How can disobedience to the state be wrong in one setting, and right in another? Because some commandments are weightier than others (Mt 23.23). God prioritizes moral absolutes in His Word, and He expects us to obey the higher law. (No, this is not relativism. Relativism denies absolutes, while true morality affirms each absolute as independently binding.) When two duties conflict, we must follow the higher priority of honouring God (Lk 10.27).
The Ultimate Good: Doing God’s Will
“The end of the matter; all has been heard. Fear God and keep his commandments, for this is the whole duty of man. For God will bring every deed into judgment, with every secret thing, whether good or evil” (Eccl 12.13-14).
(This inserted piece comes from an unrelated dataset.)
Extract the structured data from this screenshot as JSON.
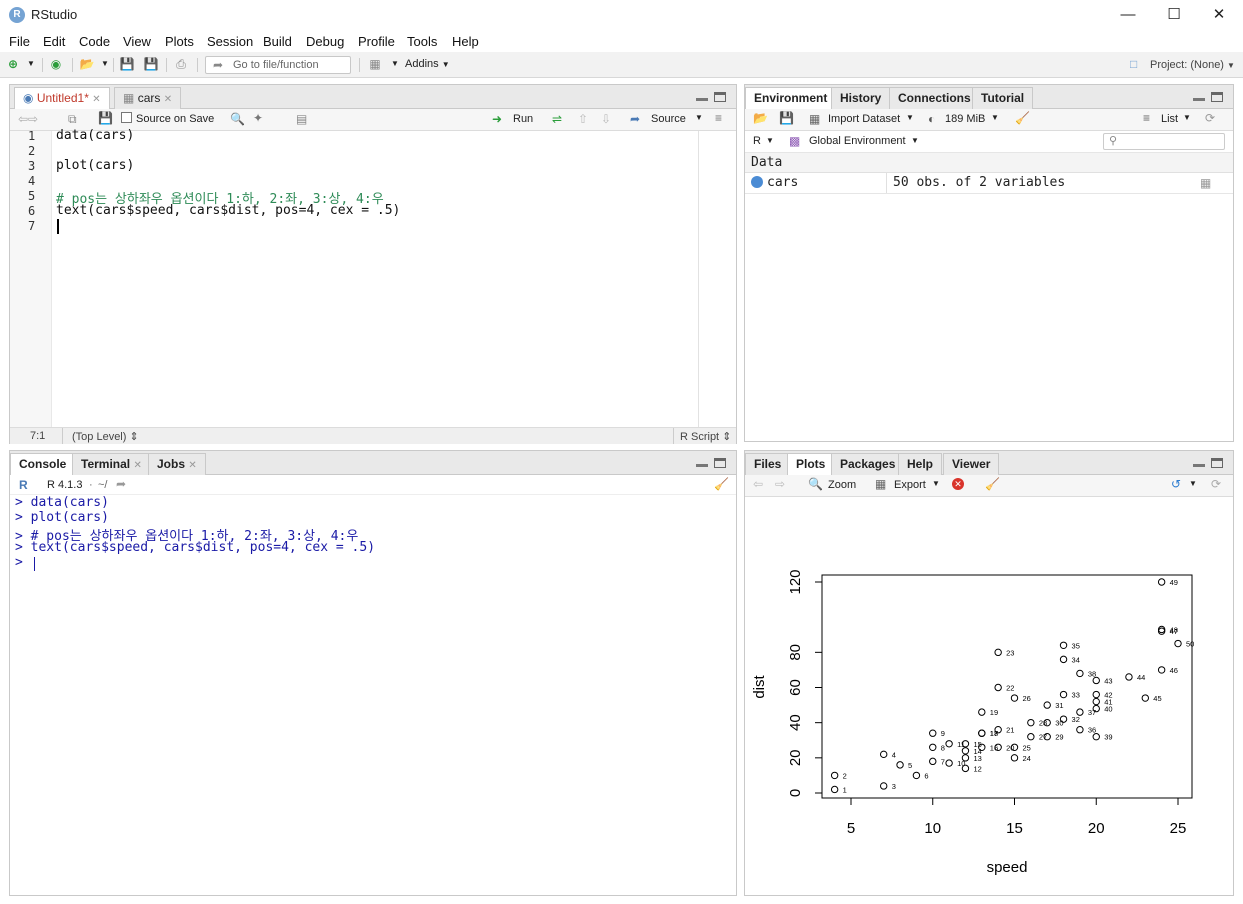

True morality evaluates motives, means, and results. The motive should be love, the means should be righteousness, and the goal should be the glory of God (1 Cor 10.31). Thus the only true ethic in life is God’s will, which He has graciously revealed in His Word (Rom 2.18; 3.2; Ps 19.7-14). God’s moral character never changes (Mal 3.6; Jas 1.17), so it follows that moral obligations flowing from His nature are absolute. Imperatives like holiness, justice, love, truthfulness, and mercy are binding for everyone, everywhere, all the time. “You shall therefore be holy”, God says, “for I am holy” (Lev 11.45). The only Man who satisfied and glorified God’s moral standards was His own Son (Is 42.1-2, 22). Our main concern is not whether we leave carbon footprints, but whether we walk in the footprints of our Lord Jesus Christ.